Despite current knowledge of genetics, identifying patients at risk for genetic forms of heart disease remains difficult. Assistant professor of biomedical engineering Stuart Campbell has developed a method of growing realistic heart tissues from patients’ cells in order to diagnose a family of inherited heart diseases.
Tag "Biomedical Engineering"
Recently, a team of 146 scientists unraveled the genome of the tsetse fly, the vector of a lethal disease called sleeping sickness. With this new genetic information, many scientists have proposed innovative solutions to protect the 70 million people in sub-Saharan Africa who are affected by this disease.
Robert Langer’s speech at the Yale Medical School drew a crowd eager to hear about his discoveries in drug delivery, and his role in Mark Saltzman and Laura Niklason’s budding careers.
Surgeons in Australia have successfully performed heart transplants using “dead” hearts. The surgeons have been able to revive these hearts using a “heart-in-the-box” device.
From ideas to reality, students at Yale are changing the way small intestine transplant procedures are performed.
Recent studies in the field of microbiology have overturned prior beliefs on the mechanism of action of antibiotics. These findings hold promise for the future development of antibiotic drugs for combatting the rise in superbugs worldwide. But first, the mystery surrounding antibiotics must be solved.
Amputees have reported that mind-controlled prosthetics allow them to “feel” their hands for the first time since their amputation. These prosthetics use sophisticated algorithms to relay sensory information to the brain, as well as implanted electrodes in the arm to provide refined, natural movement actuated by the mind of the wearer.
Researchers in the Saltzman Lab have manufactured nanoparticles capable of carrying drugs that edit the genome and correct mutations responsible for diseases like cystic fibrosis.
Yale Researcher Shangqin Guo finds that speeding up cells’ cycles increases the rate at which they reprogram to stem cells.
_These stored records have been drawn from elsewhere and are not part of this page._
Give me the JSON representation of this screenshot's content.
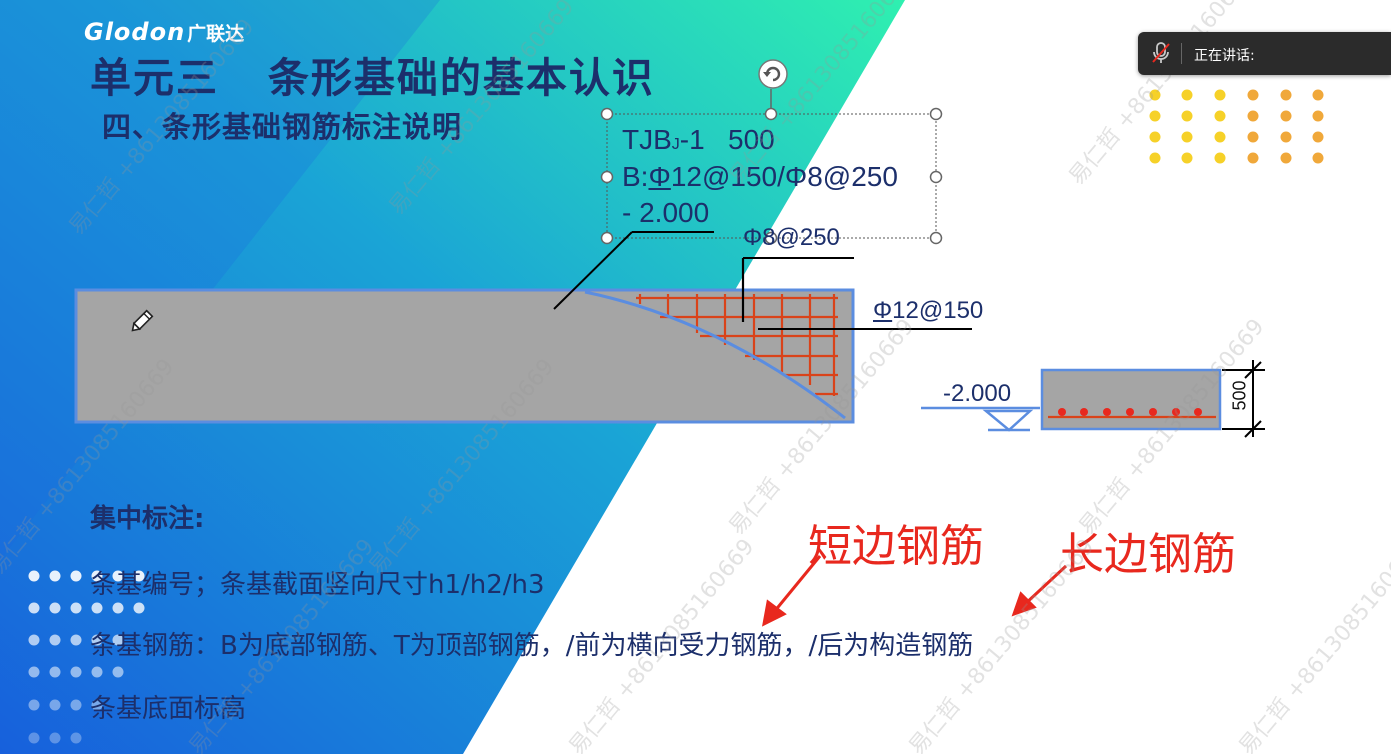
{
  "slide": {
    "logo_latin": "Glodon",
    "logo_cn": "广联达",
    "title": "单元三   条形基础的基本认识",
    "subtitle": "四、条形基础钢筋标注说明",
    "annotation": {
      "line1_main": "TJB",
      "line1_sub": "J",
      "line1_rest": "-1   500",
      "line2_prefix": "B:",
      "line2_phi": "Φ",
      "line2_rest": "12@150/Φ8@250",
      "line3": "- 2.000"
    },
    "label_phi8": "Φ8@250",
    "label_phi12_phi": "Φ",
    "label_phi12_rest": "12@150",
    "elevation_label": "-2.000",
    "dimension_label": "500",
    "section_heading": "集中标注:",
    "body_line1": "条基编号；条基截面竖向尺寸h1/h2/h3",
    "body_line2": "条基钢筋：B为底部钢筋、T为顶部钢筋，/前为横向受力钢筋，/后为构造钢筋",
    "body_line3": "条基底面标高",
    "red_label_short": "短边钢筋",
    "red_label_long": "长边钢筋",
    "watermark_name": "易仁哲",
    "watermark_phone": "+8613085160669"
  },
  "meeting_bar": {
    "speaking_label": "正在讲话:",
    "mic_icon": "mic-muted-icon"
  },
  "colors": {
    "navy_text": "#1c2f6b",
    "red_annotation": "#e8281e",
    "rebar_orange": "#d9431a",
    "blue_gradient_start": "#1a6fe0",
    "teal_gradient_end": "#2ee8b4",
    "footing_gray": "#a5a5a5",
    "footing_border": "#5b8de0",
    "dot_yellow": "#f6d128",
    "dot_orange": "#f0a83a"
  }
}
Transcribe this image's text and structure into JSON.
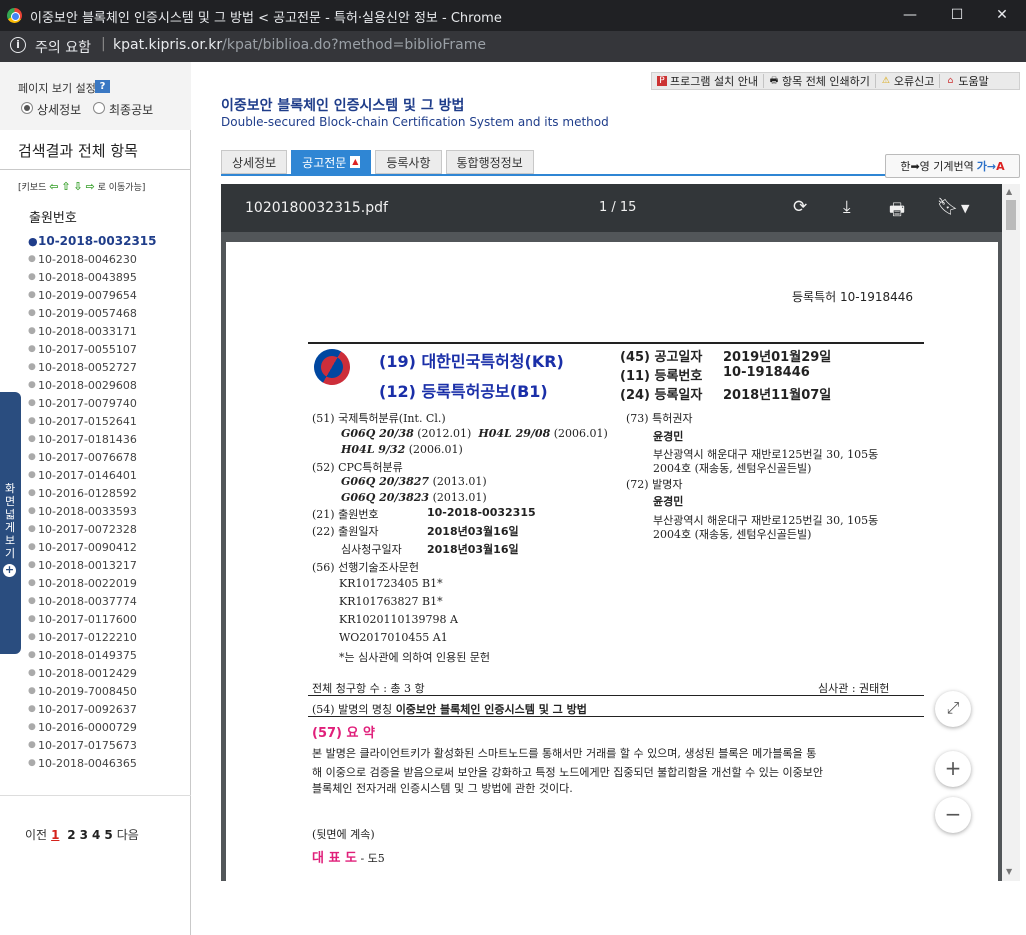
{
  "window": {
    "title": "이중보안 블록체인 인증시스템 및 그 방법 < 공고전문 - 특허·실용신안 정보 - Chrome",
    "min": "—",
    "max": "☐",
    "close": "✕"
  },
  "address": {
    "warning": "주의 요함",
    "host": "kpat.kipris.or.kr",
    "path": "/kpat/biblioa.do?method=biblioFrame"
  },
  "left": {
    "view_setting_label": "페이지 보기 설정",
    "help": "?",
    "radio_detail": "상세정보",
    "radio_final": "최종공보",
    "results_header": "검색결과 전체 항목",
    "keys_prefix": "[키보드",
    "keys_suffix": "로 이동가능]",
    "appno_header": "출원번호",
    "side_tab": "화면넓게보기",
    "apps": [
      "10-2018-0032315",
      "10-2018-0046230",
      "10-2018-0043895",
      "10-2019-0079654",
      "10-2019-0057468",
      "10-2018-0033171",
      "10-2017-0055107",
      "10-2018-0052727",
      "10-2018-0029608",
      "10-2017-0079740",
      "10-2017-0152641",
      "10-2017-0181436",
      "10-2017-0076678",
      "10-2017-0146401",
      "10-2016-0128592",
      "10-2018-0033593",
      "10-2017-0072328",
      "10-2017-0090412",
      "10-2018-0013217",
      "10-2018-0022019",
      "10-2018-0037774",
      "10-2017-0117600",
      "10-2017-0122210",
      "10-2018-0149375",
      "10-2018-0012429",
      "10-2019-7008450",
      "10-2017-0092637",
      "10-2016-0000729",
      "10-2017-0175673",
      "10-2018-0046365"
    ],
    "pager": {
      "prev": "이전",
      "pages": [
        "1",
        "2",
        "3",
        "4",
        "5"
      ],
      "next": "다음"
    }
  },
  "header": {
    "links": [
      "프로그램 설치 안내",
      "항목 전체 인쇄하기",
      "오류신고",
      "도움말"
    ],
    "title_ko": "이중보안 블록체인 인증시스템 및 그 방법",
    "title_en": "Double-secured Block-chain Certification System and its method",
    "tabs": [
      "상세정보",
      "공고전문",
      "등록사항",
      "통합행정정보"
    ],
    "translate": "한➡영 기계번역"
  },
  "pdf": {
    "filename": "1020180032315.pdf",
    "page": "1 / 15",
    "doc": {
      "reg_no_top": "등록특허  10-1918446",
      "office": "(19) 대한민국특허청(KR)",
      "kind": "(12) 등록특허공보(B1)",
      "r45": "(45) 공고일자",
      "r45v": "2019년01월29일",
      "r11": "(11) 등록번호",
      "r11v": "10-1918446",
      "r24": "(24) 등록일자",
      "r24v": "2018년11월07일",
      "l51": "(51) 국제특허분류(Int. Cl.)",
      "ipc1a": "G06Q 20/38",
      "ipc1b": "(2012.01)",
      "ipc2a": "H04L 29/08",
      "ipc2b": "(2006.01)",
      "ipc3a": "H04L 9/32",
      "ipc3b": "(2006.01)",
      "l52": "(52) CPC특허분류",
      "cpc1a": "G06Q 20/3827",
      "cpc1b": "(2013.01)",
      "cpc2a": "G06Q 20/3823",
      "cpc2b": "(2013.01)",
      "l21": "(21) 출원번호",
      "l21v": "10-2018-0032315",
      "l22": "(22) 출원일자",
      "l22v": "2018년03월16일",
      "exam": "심사청구일자",
      "examv": "2018년03월16일",
      "l56": "(56) 선행기술조사문헌",
      "prior": [
        "KR101723405 B1*",
        "KR101763827 B1*",
        "KR1020110139798 A",
        "WO2017010455 A1"
      ],
      "prior_note": "*는 심사관에 의하여 인용된 문헌",
      "r73": "(73) 특허권자",
      "r73n": "윤경민",
      "r73a1": "부산광역시 해운대구 재반로125번길 30, 105동",
      "r73a2": "2004호 (재송동, 센텀우신골든빌)",
      "r72": "(72) 발명자",
      "r72n": "윤경민",
      "r72a1": "부산광역시 해운대구 재반로125번길 30, 105동",
      "r72a2": "2004호 (재송동, 센텀우신골든빌)",
      "claims": "전체 청구항 수 : 총  3  항",
      "examiner": "심사관 :    권태헌",
      "l54": "(54) 발명의 명칭",
      "l54v": "이중보안 블록체인 인증시스템 및 그 방법",
      "l57": "(57) 요 약",
      "abs1": "본 발명은 클라이언트키가 활성화된 스마트노드를 통해서만 거래를 할 수 있으며, 생성된 블록은 메가블록을 통",
      "abs2": "해 이중으로 검증을 받음으로써 보안을 강화하고 특정 노드에게만 집중되던 불합리함을 개선할 수 있는 이중보안",
      "abs3": "블록체인 전자거래 인증시스템 및 그 방법에 관한 것이다.",
      "cont": "(뒷면에 계속)",
      "rep": "대 표 도",
      "repv": "- 도5"
    }
  }
}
Biomedical engineers at Yale have created a new, more human-like model for studying inflammation with the goal that discoveries in a petri dish can actually translate to cures for diseases in the human body.